Only the pictures should be left out; write out all other data exactly.
START Provided records
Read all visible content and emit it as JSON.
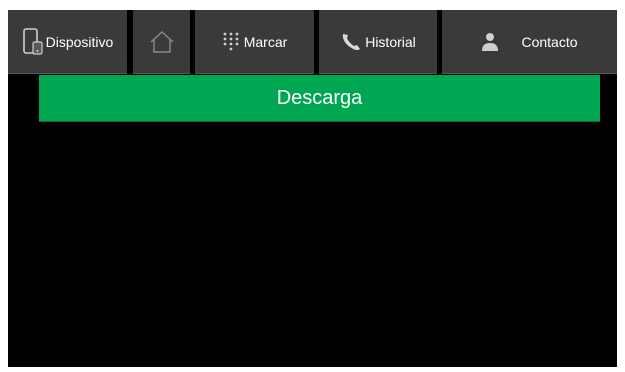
{
  "tabs": {
    "device": {
      "label": "Dispositivo",
      "icon": "device-icon"
    },
    "home": {
      "icon": "home-icon"
    },
    "dial": {
      "label": "Marcar",
      "icon": "keypad-icon"
    },
    "history": {
      "label": "Historial",
      "icon": "phone-icon"
    },
    "contact": {
      "label": "Contacto",
      "icon": "person-icon"
    }
  },
  "banner": {
    "title": "Descarga",
    "color": "#00a651"
  },
  "colors": {
    "tab_bg": "#3a3a3a",
    "screen_bg": "#000000",
    "text": "#ffffff"
  }
}
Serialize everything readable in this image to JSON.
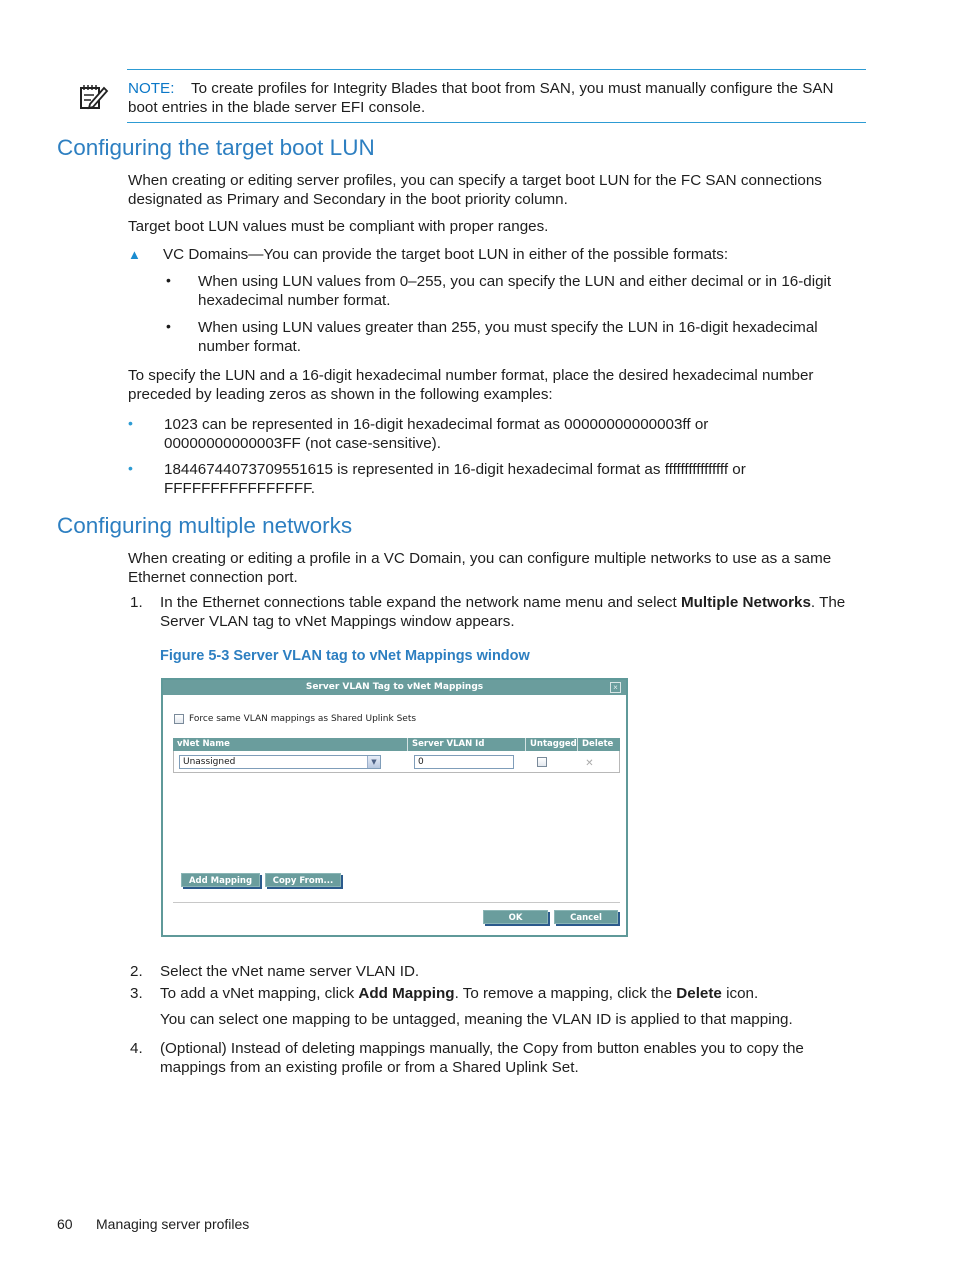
{
  "note": {
    "icon": "note-pencil-icon",
    "label": "NOTE:",
    "text_line1": "To create profiles for Integrity Blades that boot from SAN, you must manually configure the SAN",
    "text_line2": "boot entries in the blade server EFI console."
  },
  "section1": {
    "heading": "Configuring the target boot LUN",
    "para1_line1": "When creating or editing server profiles, you can specify a target boot LUN for the FC SAN connections",
    "para1_line2": "designated as Primary and Secondary in the boot priority column.",
    "para2": "Target boot LUN values must be compliant with proper ranges.",
    "tri_item": "VC Domains—You can provide the target boot LUN in either of the possible formats:",
    "sub_items": [
      {
        "line1": "When using LUN values from 0–255, you can specify the LUN and either decimal or in 16-digit",
        "line2": "hexadecimal number format."
      },
      {
        "line1": "When using LUN values greater than 255, you must specify the LUN in 16-digit hexadecimal",
        "line2": "number format."
      }
    ],
    "para3_line1": "To specify the LUN and a 16-digit hexadecimal number format, place the desired hexadecimal number",
    "para3_line2": "preceded by leading zeros as shown in the following examples:",
    "examples": [
      {
        "line1": "1023 can be represented in 16-digit hexadecimal format as 00000000000003ff or",
        "line2": "00000000000003FF (not case-sensitive)."
      },
      {
        "line1": "18446744073709551615 is represented in 16-digit hexadecimal format as ffffffffffffffff or",
        "line2": "FFFFFFFFFFFFFFFF."
      }
    ]
  },
  "section2": {
    "heading": "Configuring multiple networks",
    "para1_line1": "When creating or editing a profile in a VC Domain, you can configure multiple networks to use as a same",
    "para1_line2": "Ethernet connection port.",
    "step1": {
      "num": "1.",
      "pre": "In the Ethernet connections table expand the network name menu and select ",
      "bold": "Multiple Networks",
      "post": ". The",
      "line2": "Server VLAN tag to vNet Mappings window appears."
    },
    "figure_caption": "Figure 5-3 Server VLAN tag to vNet Mappings window",
    "step2": {
      "num": "2.",
      "text": "Select the vNet name server VLAN ID."
    },
    "step3": {
      "num": "3.",
      "pre": "To add a vNet mapping, click ",
      "bold1": "Add Mapping",
      "mid": ". To remove a mapping, click the ",
      "bold2": "Delete",
      "post": " icon.",
      "extra": "You can select one mapping to be untagged, meaning the VLAN ID is applied to that mapping."
    },
    "step4": {
      "num": "4.",
      "line1": "(Optional) Instead of deleting mappings manually, the Copy from button enables you to copy the",
      "line2": "mappings from an existing profile or from a Shared Uplink Set."
    }
  },
  "dialog": {
    "title": "Server VLAN Tag to vNet Mappings",
    "close_glyph": "×",
    "force_checkbox_label": "Force same VLAN mappings as Shared Uplink Sets",
    "force_checked": false,
    "columns": [
      "vNet Name",
      "Server VLAN Id",
      "Untagged",
      "Delete"
    ],
    "rows": [
      {
        "vnet_name": "Unassigned",
        "vlan_id": "0",
        "untagged": false,
        "delete_glyph": "✕"
      }
    ],
    "dropdown_glyph": "⌄",
    "buttons": {
      "add_mapping": "Add Mapping",
      "copy_from": "Copy From...",
      "ok": "OK",
      "cancel": "Cancel"
    }
  },
  "footer": {
    "page_number": "60",
    "chapter": "Managing server profiles"
  }
}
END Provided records
Reply:
Read all visible content and emit it as JSON.
{
  "tabs": {
    "device": {
      "label": "Dispositivo",
      "icon": "device-icon"
    },
    "home": {
      "icon": "home-icon"
    },
    "dial": {
      "label": "Marcar",
      "icon": "keypad-icon"
    },
    "history": {
      "label": "Historial",
      "icon": "phone-icon"
    },
    "contact": {
      "label": "Contacto",
      "icon": "person-icon"
    }
  },
  "banner": {
    "title": "Descarga",
    "color": "#00a651"
  },
  "colors": {
    "tab_bg": "#3a3a3a",
    "screen_bg": "#000000",
    "text": "#ffffff"
  }
}
Serialize everything readable in this image to JSON.
{
  "note": {
    "icon": "note-pencil-icon",
    "label": "NOTE:",
    "text_line1": "To create profiles for Integrity Blades that boot from SAN, you must manually configure the SAN",
    "text_line2": "boot entries in the blade server EFI console."
  },
  "section1": {
    "heading": "Configuring the target boot LUN",
    "para1_line1": "When creating or editing server profiles, you can specify a target boot LUN for the FC SAN connections",
    "para1_line2": "designated as Primary and Secondary in the boot priority column.",
    "para2": "Target boot LUN values must be compliant with proper ranges.",
    "tri_item": "VC Domains—You can provide the target boot LUN in either of the possible formats:",
    "sub_items": [
      {
        "line1": "When using LUN values from 0–255, you can specify the LUN and either decimal or in 16-digit",
        "line2": "hexadecimal number format."
      },
      {
        "line1": "When using LUN values greater than 255, you must specify the LUN in 16-digit hexadecimal",
        "line2": "number format."
      }
    ],
    "para3_line1": "To specify the LUN and a 16-digit hexadecimal number format, place the desired hexadecimal number",
    "para3_line2": "preceded by leading zeros as shown in the following examples:",
    "examples": [
      {
        "line1": "1023 can be represented in 16-digit hexadecimal format as 00000000000003ff or",
        "line2": "00000000000003FF (not case-sensitive)."
      },
      {
        "line1": "18446744073709551615 is represented in 16-digit hexadecimal format as ffffffffffffffff or",
        "line2": "FFFFFFFFFFFFFFFF."
      }
    ]
  },
  "section2": {
    "heading": "Configuring multiple networks",
    "para1_line1": "When creating or editing a profile in a VC Domain, you can configure multiple networks to use as a same",
    "para1_line2": "Ethernet connection port.",
    "step1": {
      "num": "1.",
      "pre": "In the Ethernet connections table expand the network name menu and select ",
      "bold": "Multiple Networks",
      "post": ". The",
      "line2": "Server VLAN tag to vNet Mappings window appears."
    },
    "figure_caption": "Figure 5-3 Server VLAN tag to vNet Mappings window",
    "step2": {
      "num": "2.",
      "text": "Select the vNet name server VLAN ID."
    },
    "step3": {
      "num": "3.",
      "pre": "To add a vNet mapping, click ",
      "bold1": "Add Mapping",
      "mid": ". To remove a mapping, click the ",
      "bold2": "Delete",
      "post": " icon.",
      "extra": "You can select one mapping to be untagged, meaning the VLAN ID is applied to that mapping."
    },
    "step4": {
      "num": "4.",
      "line1": "(Optional) Instead of deleting mappings manually, the Copy from button enables you to copy the",
      "line2": "mappings from an existing profile or from a Shared Uplink Set."
    }
  },
  "dialog": {
    "title": "Server VLAN Tag to vNet Mappings",
    "close_glyph": "×",
    "force_checkbox_label": "Force same VLAN mappings as Shared Uplink Sets",
    "force_checked": false,
    "columns": [
      "vNet Name",
      "Server VLAN Id",
      "Untagged",
      "Delete"
    ],
    "rows": [
      {
        "vnet_name": "Unassigned",
        "vlan_id": "0",
        "untagged": false,
        "delete_glyph": "✕"
      }
    ],
    "dropdown_glyph": "⌄",
    "buttons": {
      "add_mapping": "Add Mapping",
      "copy_from": "Copy From...",
      "ok": "OK",
      "cancel": "Cancel"
    }
  },
  "footer": {
    "page_number": "60",
    "chapter": "Managing server profiles"
  }
}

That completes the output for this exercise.